The Senate Committee on Education and Workforce Development hoped to receive information about the first marking period, plans for the return of students to the classroom, pandemic safety classroom preparations, the number of students still without Chromebooks and MiFi devices, the school lunch program and the expenditure of federal funds. But without representation from the Department of Education, the hearing was cut short.
“We want to know what is happening with our children,” Sen. Donna Frett-Gregory said. “There were certain commitments made by the Department of Education … when they were here last, to provide an update around the whole situation around COVID-19 … But to not show up, to not provide at minimum an update of the relevant questions asked, is just not acceptable. We are prepared to move forward with a subpoena this afternoon,” said Frett-Gregory, who besides being the chairwoman of the committee is a former Education commissioner.
Though department officials did not provide testimony on the status of the school closure, they did submit written testimony on Bill 33-0449, legislation proposed by Sen. Janelle Sarauw that was added to the agenda at the last minute.
“The mere fact that Education isn’t here, though they were able to provide [written] testimony on the bill that is before us … Whereas we requested in this particular block for getting an update around whether all our students have gotten MiFi devices and Chromebooks provided, whether our students are getting appropriate instruction, what are we doing with our kindergarteners … that’s what we wanted to know,” Frett-Gregory said.
While unable to get the information the committee was seeking, the lawmakers did advance Bill 33-0449, which seeks to expand the Virgin Islands Higher Education Scholarship Program, known locally as the Free Tuition Program.
Should the bill be signed into law, high school students in grades 11 and 12 admitted to the University of the Virgin Islands under the Dual Credit Program would be exempt from the requirement of committing to working in the Virgin Islands.
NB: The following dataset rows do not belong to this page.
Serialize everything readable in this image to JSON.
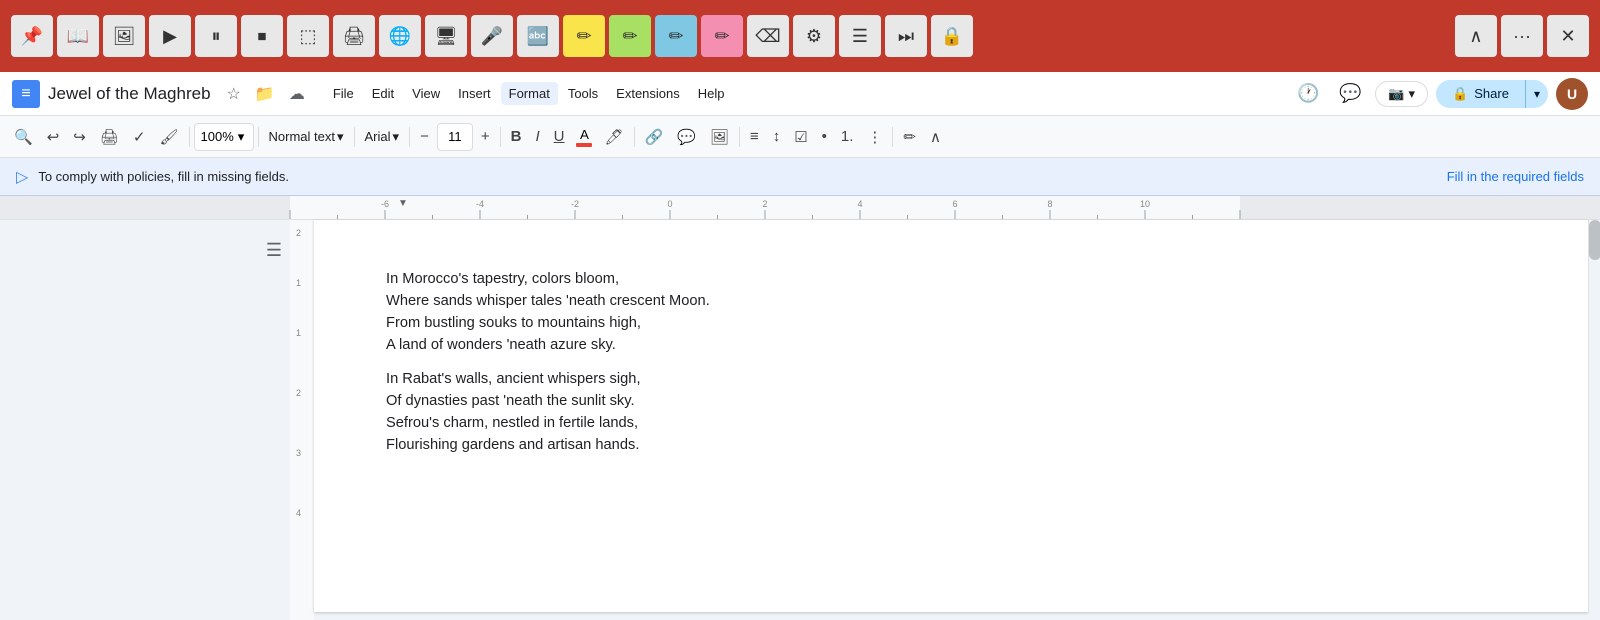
{
  "topToolbar": {
    "buttons": [
      {
        "name": "pin-icon",
        "symbol": "📌"
      },
      {
        "name": "book-icon",
        "symbol": "📖"
      },
      {
        "name": "image-icon",
        "symbol": "🖼"
      },
      {
        "name": "play-icon",
        "symbol": "▶"
      },
      {
        "name": "pause-icon",
        "symbol": "⏸"
      },
      {
        "name": "stop-icon",
        "symbol": "⏹"
      },
      {
        "name": "select-icon",
        "symbol": "⬚"
      },
      {
        "name": "print-icon",
        "symbol": "🖨"
      },
      {
        "name": "globe-icon",
        "symbol": "🌐"
      },
      {
        "name": "monitor-icon",
        "symbol": "🖥"
      },
      {
        "name": "mic-icon",
        "symbol": "🎤"
      },
      {
        "name": "translate-icon",
        "symbol": "🔤"
      },
      {
        "name": "pen-yellow-icon",
        "symbol": "✏",
        "class": "highlight-yellow"
      },
      {
        "name": "pen-green-icon",
        "symbol": "✏",
        "class": "highlight-green"
      },
      {
        "name": "pen-blue-icon",
        "symbol": "✏",
        "class": "highlight-blue"
      },
      {
        "name": "pen-pink-icon",
        "symbol": "✏",
        "class": "highlight-pink"
      },
      {
        "name": "eraser-icon",
        "symbol": "⌫"
      },
      {
        "name": "settings-icon",
        "symbol": "⚙"
      },
      {
        "name": "list-icon",
        "symbol": "☰"
      },
      {
        "name": "next-icon",
        "symbol": "⏭"
      },
      {
        "name": "lock-icon",
        "symbol": "🔒"
      }
    ],
    "rightButtons": [
      {
        "name": "collapse-icon",
        "symbol": "∧"
      },
      {
        "name": "more-icon",
        "symbol": "···"
      },
      {
        "name": "close-icon",
        "symbol": "✕"
      }
    ]
  },
  "header": {
    "title": "Jewel of the Maghreb",
    "menuItems": [
      {
        "label": "File",
        "name": "menu-file"
      },
      {
        "label": "Edit",
        "name": "menu-edit"
      },
      {
        "label": "View",
        "name": "menu-view"
      },
      {
        "label": "Insert",
        "name": "menu-insert"
      },
      {
        "label": "Format",
        "name": "menu-format",
        "active": true
      },
      {
        "label": "Tools",
        "name": "menu-tools"
      },
      {
        "label": "Extensions",
        "name": "menu-extensions"
      },
      {
        "label": "Help",
        "name": "menu-help"
      }
    ],
    "shareLabel": "Share",
    "avatarInitial": "U"
  },
  "formatToolbar": {
    "zoom": "100%",
    "style": "Normal text",
    "font": "Arial",
    "fontSize": "11",
    "boldLabel": "B",
    "italicLabel": "I",
    "underlineLabel": "U"
  },
  "policyBanner": {
    "text": "To comply with policies, fill in missing fields.",
    "linkText": "Fill in the required fields"
  },
  "document": {
    "paragraphs": [
      {
        "lines": [
          "In Morocco's tapestry, colors bloom,",
          "Where sands whisper tales 'neath crescent Moon.",
          "From bustling souks to mountains high,",
          "A land of wonders 'neath azure sky."
        ]
      },
      {
        "lines": [
          "In Rabat's walls, ancient whispers sigh,",
          "Of dynasties past 'neath the sunlit sky.",
          "Sefrou's charm, nestled in fertile lands,",
          "Flourishing gardens and artisan hands."
        ]
      }
    ]
  }
}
Committee members Sens. Frett-Gregory, Kurt Vialet, Stedmann Hodge Jr. and Sarauw were present for the hearing. Sens. Allison DeGazon, Steven Payne Sr. and Kenneth Gittens were absent.